I know a woman, a beautiful woman, who married a college boyfriend who was awful to her, and even before she got divorced or her annulment, met a wonderful man. They were friends, nothing more, because, of course, she was married. However, when she got her divorce and then her annulment, they were free to marry, and did. Now they have children.

When she told me her story I was grateful because until she did I was the only annulled woman of my generation I knew, and until then I didn't know anyone who knew firsthand what I had gone through. But at the same time I was hit with a wave of despair because it had worked out okay for her in the end. Even before she had escaped her agony, she had met the right man. Did God love her more than me? I feared so.
This was foolish, and although it looks like I remarried too late to have children (the elephant in the Seraphic Singles room), I don't think God loves me any less than a woman who has children. Indeed, I think He may love me just as teensy-weensy bit more, for He sides with the poor, the ill, the widow, the orphan, the refugee and the barren, and He's just got a different job for me. 
And part of that job is to tell the truth about Single Life, and the truth is that your college graduation is NOT NOT NOT your marital expiry date. God has a plan for you, and it may involve you marrying a college sweetheart, but it just as easily may not. 
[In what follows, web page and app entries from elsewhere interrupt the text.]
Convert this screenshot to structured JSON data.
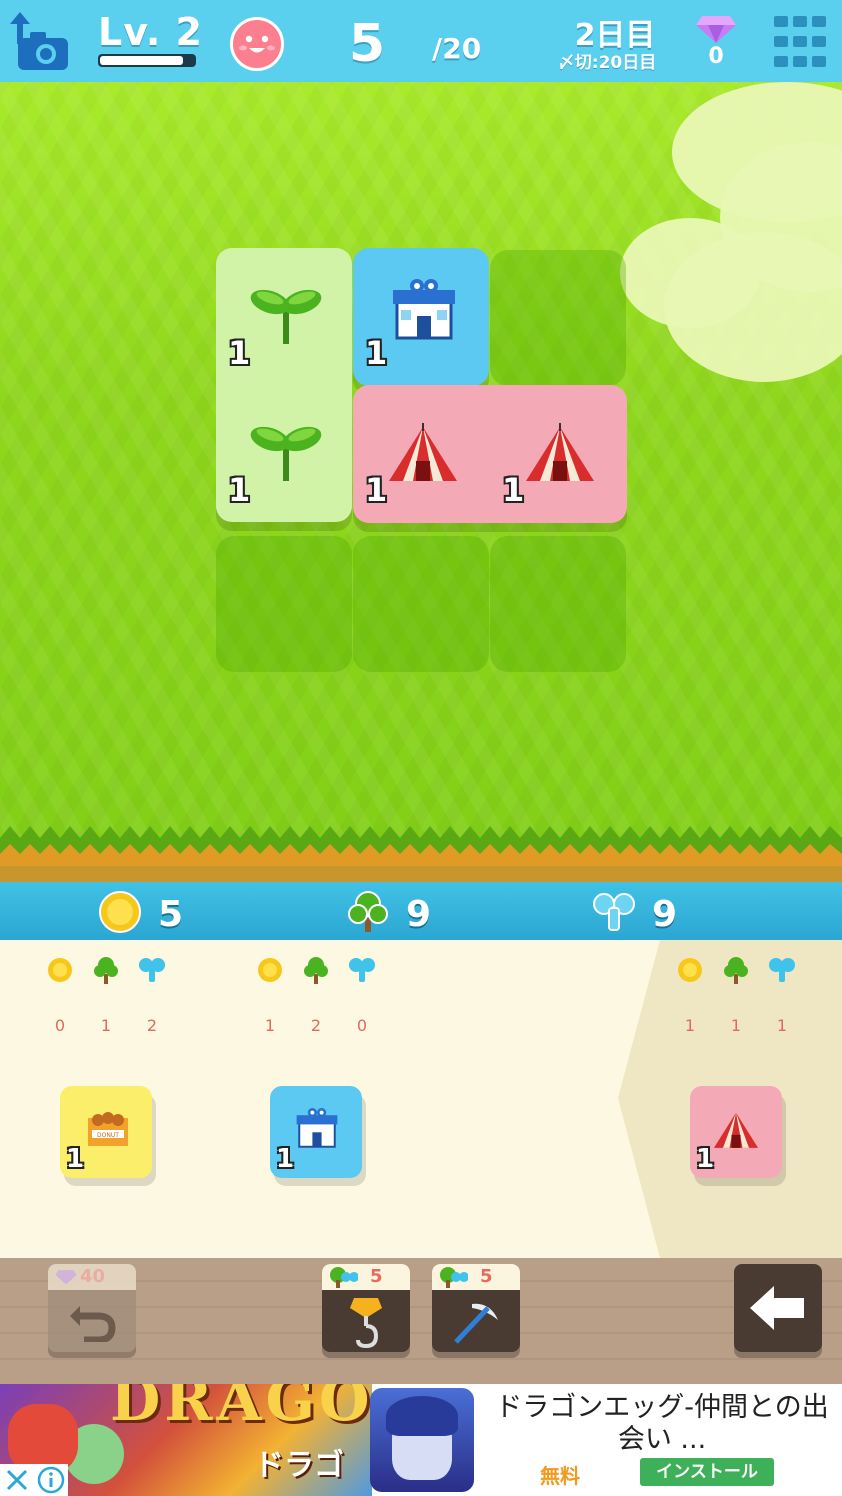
{
  "topbar": {
    "level_label": "Lv. 2",
    "level_progress": 0.88,
    "turn_current": "5",
    "turn_max": "/20",
    "day": "2日目",
    "deadline": "〆切:20日目",
    "gems": "0"
  },
  "board": {
    "tiles": [
      {
        "kind": "sprout",
        "color": "green",
        "level": "1"
      },
      {
        "kind": "house",
        "color": "blue",
        "level": "1"
      },
      {
        "kind": "sprout",
        "color": "green",
        "level": "1"
      },
      {
        "kind": "tent",
        "color": "pink",
        "level": "1"
      },
      {
        "kind": "tent",
        "color": "pink",
        "level": "1"
      }
    ]
  },
  "resources": {
    "coins": "5",
    "trees": "9",
    "water": "9"
  },
  "shop": {
    "items": [
      {
        "name": "donut-shop",
        "costs": [
          "0",
          "1",
          "2"
        ],
        "level": "1",
        "color": "#fbee6b",
        "sign": "DONUT"
      },
      {
        "name": "house",
        "costs": [
          "1",
          "2",
          "0"
        ],
        "level": "1",
        "color": "#5bc9f2"
      },
      {
        "name": "tent",
        "costs": [
          "1",
          "1",
          "1"
        ],
        "level": "1",
        "color": "#f3aab6"
      }
    ]
  },
  "toolbar": {
    "undo_cost": "40",
    "crane_cost": "5",
    "pickaxe_cost": "5"
  },
  "ad": {
    "banner_text": "DRAGO",
    "banner_sub": "ドラゴン",
    "title": "ドラゴンエッグ-仲間との出会い ...",
    "price": "無料",
    "install": "インストール"
  },
  "colors": {
    "topbar": "#5ad0ee",
    "grass": "#8fd71d",
    "resource_bar": "#2ba6d3",
    "shop_bg": "#fdf8e2",
    "toolbar": "#b99e88"
  }
}
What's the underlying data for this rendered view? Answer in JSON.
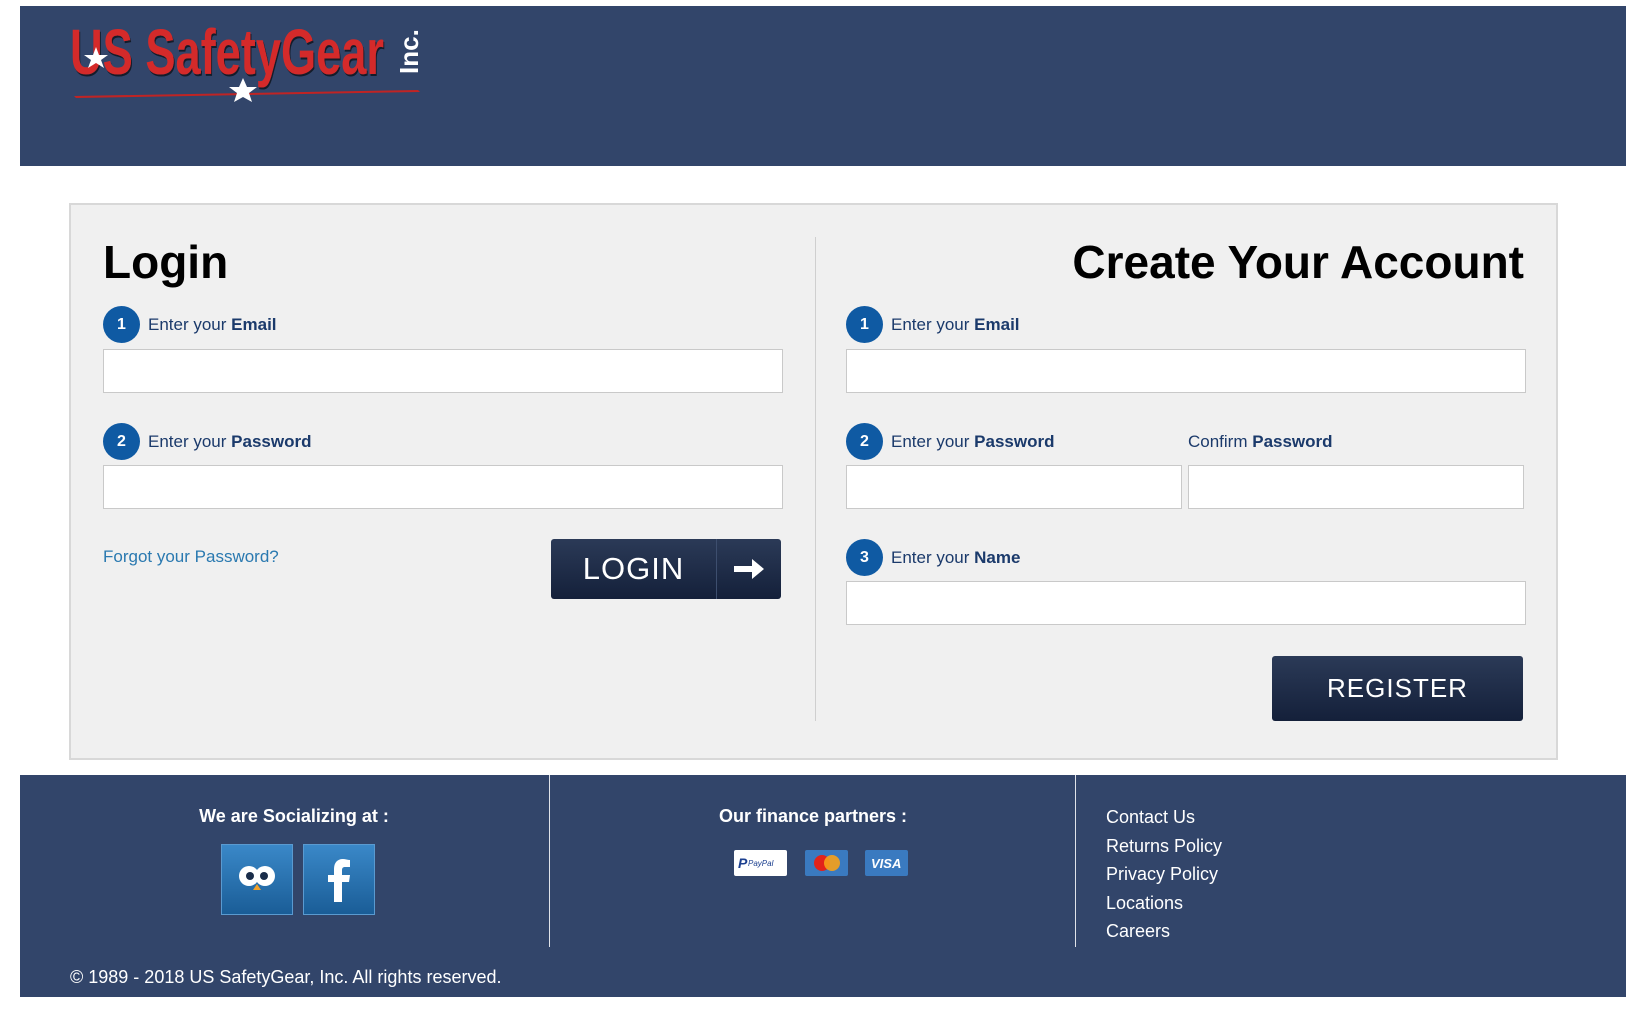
{
  "header": {
    "logo_text": "US SafetyGear",
    "logo_suffix": "Inc."
  },
  "login": {
    "title": "Login",
    "email_step": "1",
    "email_prefix": "Enter your ",
    "email_bold": "Email",
    "email_value": "",
    "password_step": "2",
    "password_prefix": "Enter your ",
    "password_bold": "Password",
    "password_value": "",
    "forgot_link": "Forgot your Password?",
    "button_label": "LOGIN"
  },
  "register": {
    "title": "Create Your Account",
    "email_step": "1",
    "email_prefix": "Enter your ",
    "email_bold": "Email",
    "email_value": "",
    "password_step": "2",
    "password_prefix": "Enter your ",
    "password_bold": "Password",
    "password_value": "",
    "confirm_prefix": "Confirm ",
    "confirm_bold": "Password",
    "confirm_value": "",
    "name_step": "3",
    "name_prefix": "Enter your ",
    "name_bold": "Name",
    "name_value": "",
    "button_label": "REGISTER"
  },
  "footer": {
    "social_heading": "We are Socializing at :",
    "finance_heading": "Our finance partners :",
    "payment_badges": [
      "PayPal",
      "MasterCard",
      "VISA"
    ],
    "links": [
      "Contact Us",
      "Returns Policy",
      "Privacy Policy",
      "Locations",
      "Careers"
    ],
    "copyright": "© 1989 - 2018 US SafetyGear, Inc. All rights reserved."
  },
  "colors": {
    "header_bg": "#32456a",
    "panel_bg": "#f0f0f0",
    "step_badge": "#0f5aa3",
    "button_dark": "#1c2a45",
    "link": "#2a79b0",
    "logo_red": "#d42a2a"
  }
}
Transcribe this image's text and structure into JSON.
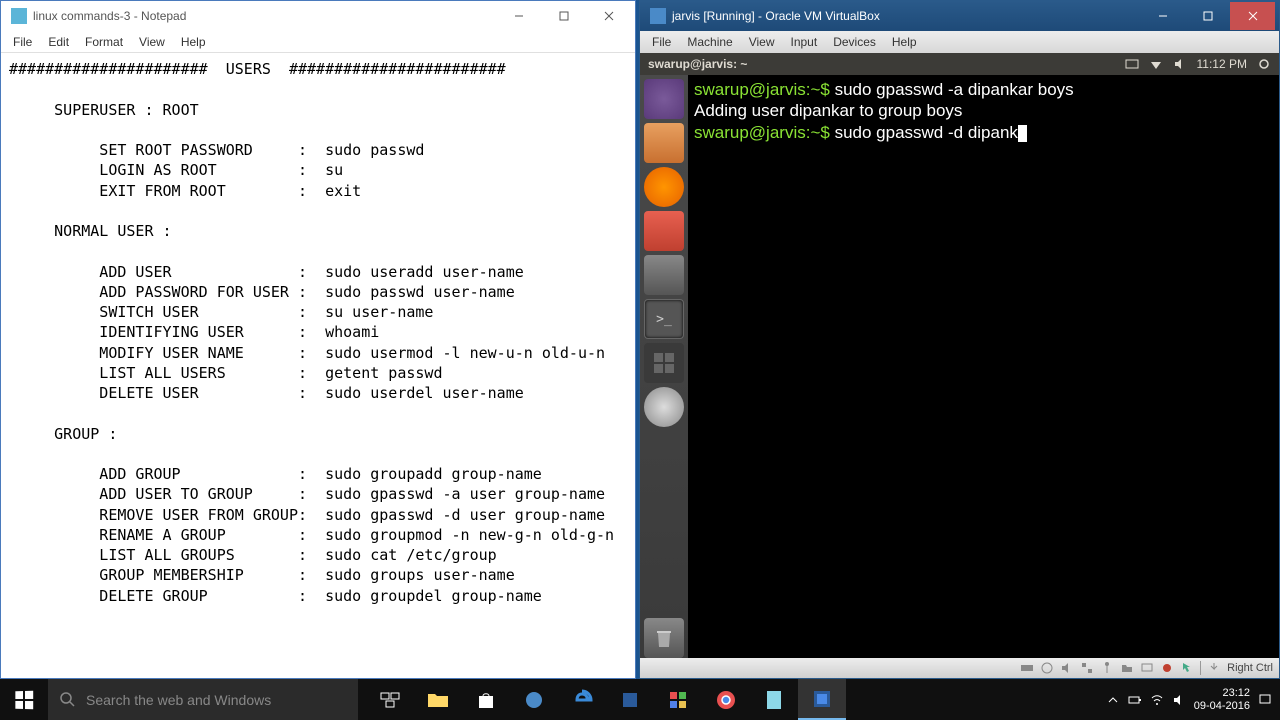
{
  "notepad": {
    "title": "linux commands-3 - Notepad",
    "menu": [
      "File",
      "Edit",
      "Format",
      "View",
      "Help"
    ],
    "content": "######################  USERS  ########################\n\n     SUPERUSER : ROOT\n\n          SET ROOT PASSWORD     :  sudo passwd\n          LOGIN AS ROOT         :  su\n          EXIT FROM ROOT        :  exit\n\n     NORMAL USER :\n\n          ADD USER              :  sudo useradd user-name\n          ADD PASSWORD FOR USER :  sudo passwd user-name\n          SWITCH USER           :  su user-name\n          IDENTIFYING USER      :  whoami\n          MODIFY USER NAME      :  sudo usermod -l new-u-n old-u-n\n          LIST ALL USERS        :  getent passwd\n          DELETE USER           :  sudo userdel user-name\n\n     GROUP :\n\n          ADD GROUP             :  sudo groupadd group-name\n          ADD USER TO GROUP     :  sudo gpasswd -a user group-name\n          REMOVE USER FROM GROUP:  sudo gpasswd -d user group-name\n          RENAME A GROUP        :  sudo groupmod -n new-g-n old-g-n\n          LIST ALL GROUPS       :  sudo cat /etc/group\n          GROUP MEMBERSHIP      :  sudo groups user-name\n          DELETE GROUP          :  sudo groupdel group-name"
  },
  "vbox": {
    "title": "jarvis [Running] - Oracle VM VirtualBox",
    "menu": [
      "File",
      "Machine",
      "View",
      "Input",
      "Devices",
      "Help"
    ],
    "guest_title": "swarup@jarvis: ~",
    "guest_time": "11:12 PM",
    "terminal": {
      "prompt": "swarup@jarvis:~$",
      "line1_cmd": "sudo gpasswd -a dipankar boys",
      "line2_out": "Adding user dipankar to group boys",
      "line3_cmd": "sudo gpasswd -d dipank"
    },
    "launcher": [
      "ubuntu-dash",
      "files",
      "firefox",
      "software-center",
      "system-settings",
      "terminal",
      "workspace-switcher",
      "disc",
      "trash"
    ],
    "status_hostkey": "Right Ctrl"
  },
  "taskbar": {
    "search_placeholder": "Search the web and Windows",
    "tray_time": "23:12",
    "tray_date": "09-04-2016",
    "apps": [
      "task-view",
      "file-explorer",
      "store",
      "snip",
      "edge",
      "vscode",
      "color-app",
      "chrome",
      "notepad",
      "virtualbox"
    ]
  }
}
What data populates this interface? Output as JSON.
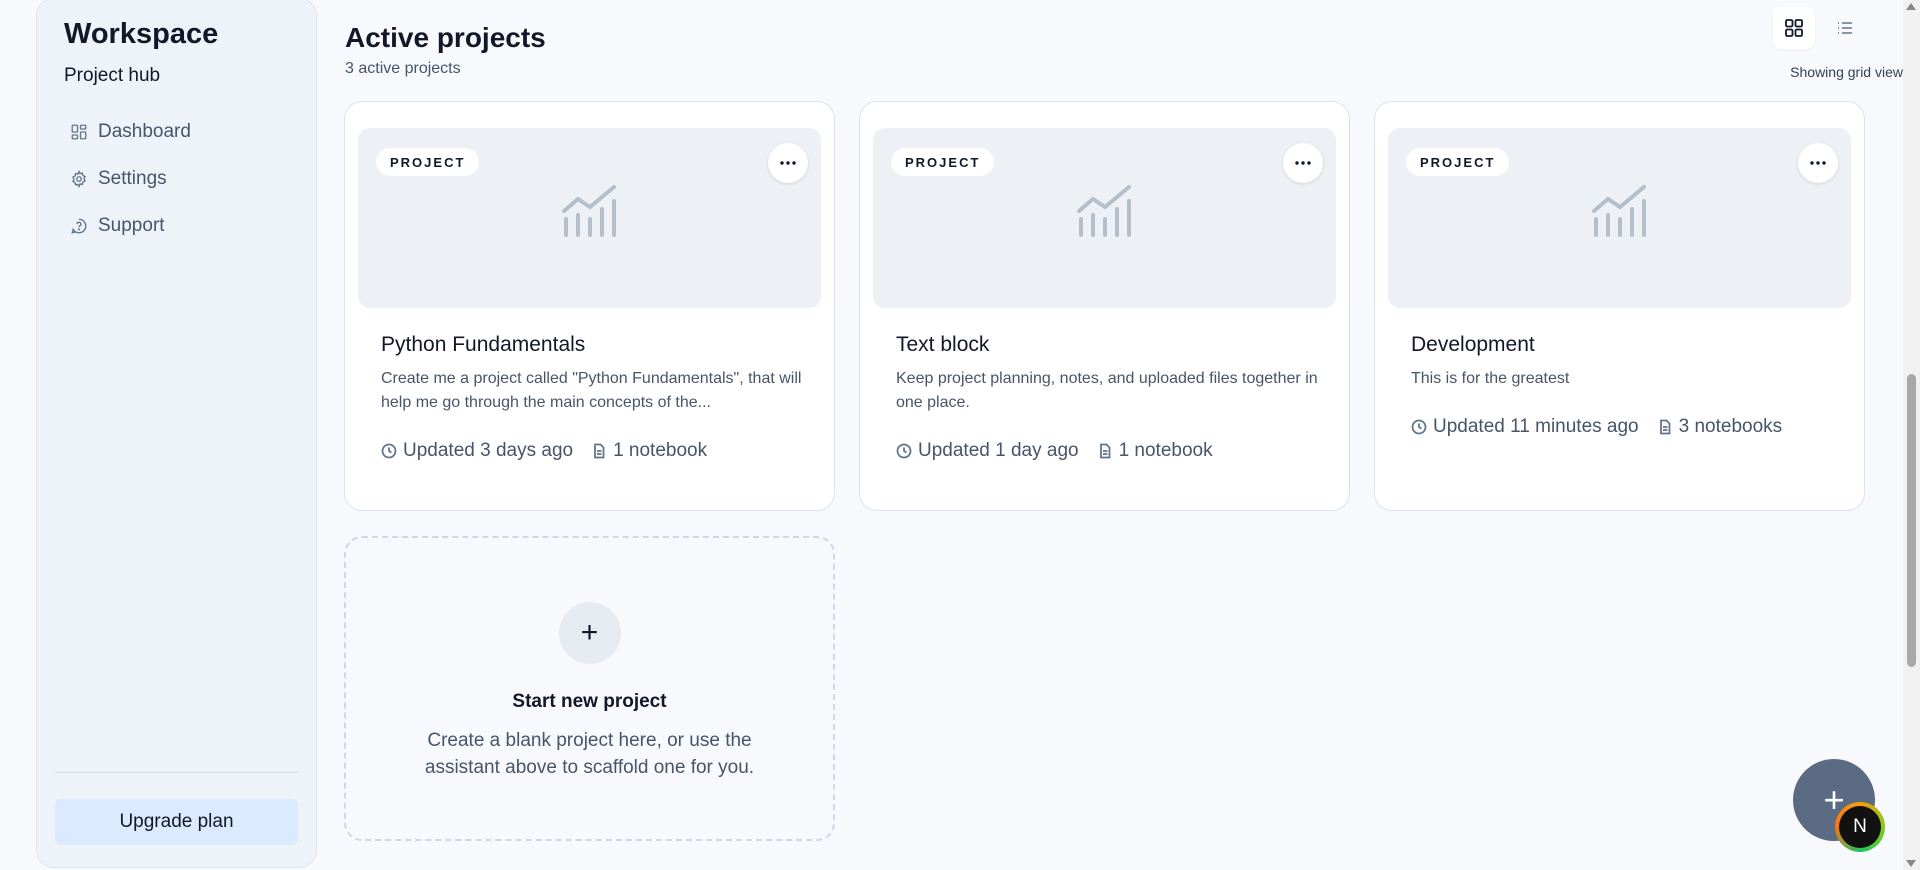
{
  "sidebar": {
    "title": "Workspace",
    "subtitle": "Project hub",
    "items": [
      {
        "label": "Dashboard",
        "icon": "dashboard-icon"
      },
      {
        "label": "Settings",
        "icon": "gear-icon"
      },
      {
        "label": "Support",
        "icon": "help-icon"
      }
    ],
    "upgrade_label": "Upgrade plan"
  },
  "header": {
    "title": "Active projects",
    "count": "3 active projects",
    "view_caption": "Showing grid view",
    "active_view": "grid"
  },
  "projects": [
    {
      "badge": "PROJECT",
      "title": "Python Fundamentals",
      "description": "Create me a project called \"Python Fundamentals\", that will help me go through the main concepts of the...",
      "updated": "Updated 3 days ago",
      "notebooks": "1 notebook"
    },
    {
      "badge": "PROJECT",
      "title": "Text block",
      "description": "Keep project planning, notes, and uploaded files together in one place.",
      "updated": "Updated 1 day ago",
      "notebooks": "1 notebook"
    },
    {
      "badge": "PROJECT",
      "title": "Development",
      "description": "This is for the greatest",
      "updated": "Updated 11 minutes ago",
      "notebooks": "3 notebooks"
    }
  ],
  "new_project": {
    "plus": "+",
    "title": "Start new project",
    "description": "Create a blank project here, or use the assistant above to scaffold one for you."
  },
  "fab": {
    "label": "+"
  },
  "avatar": {
    "initial": "N"
  },
  "colors": {
    "sidebar_bg": "#eef3f9",
    "upgrade_bg": "#dbeafe",
    "fab_bg": "#5a6b83",
    "text_primary": "#111827",
    "text_secondary": "#475569"
  }
}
Sure, if you are inclined to early marriage, then you should be open to meeting guys at college and having "just a coffee" when asked, and giving a marriage-potential guy two more dates/chances before deciding if there's a spark. As soon as you know you just couldn't marry him, then let him know you don't see a future for the two of you. As Catholics or other Christians, we should be above having boyfriends just for the sake of having boyfriends.  But please, for the sake of your future happiness, don't force yourself into commitments because you think there's something wrong with you if you don't feel committed by fourth year.  Everyone is on a different schedule. As hard as it would have been, I was supposed to wait it out.